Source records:
++++

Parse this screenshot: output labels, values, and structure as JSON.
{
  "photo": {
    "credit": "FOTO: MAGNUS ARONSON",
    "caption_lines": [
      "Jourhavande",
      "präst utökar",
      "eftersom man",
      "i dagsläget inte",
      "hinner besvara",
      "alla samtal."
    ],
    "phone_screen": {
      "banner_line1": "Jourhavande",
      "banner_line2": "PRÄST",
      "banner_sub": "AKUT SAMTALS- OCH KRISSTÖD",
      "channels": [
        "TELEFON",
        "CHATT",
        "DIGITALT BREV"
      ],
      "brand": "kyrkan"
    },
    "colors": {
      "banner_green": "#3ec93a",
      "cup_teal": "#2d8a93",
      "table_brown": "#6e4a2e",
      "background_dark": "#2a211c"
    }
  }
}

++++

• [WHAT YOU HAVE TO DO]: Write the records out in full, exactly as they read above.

• [ANSWER TO THIS EXERCISE]:
Parse this screenshot: output labels, values, and structure as JSON.
{
  "photo": {
    "credit": "FOTO: MAGNUS ARONSON",
    "caption_lines": [
      "Jourhavande",
      "präst utökar",
      "eftersom man",
      "i dagsläget inte",
      "hinner besvara",
      "alla samtal."
    ],
    "phone_screen": {
      "banner_line1": "Jourhavande",
      "banner_line2": "PRÄST",
      "banner_sub": "AKUT SAMTALS- OCH KRISSTÖD",
      "channels": [
        "TELEFON",
        "CHATT",
        "DIGITALT BREV"
      ],
      "brand": "kyrkan"
    },
    "colors": {
      "banner_green": "#3ec93a",
      "cup_teal": "#2d8a93",
      "table_brown": "#6e4a2e",
      "background_dark": "#2a211c"
    }
  }
}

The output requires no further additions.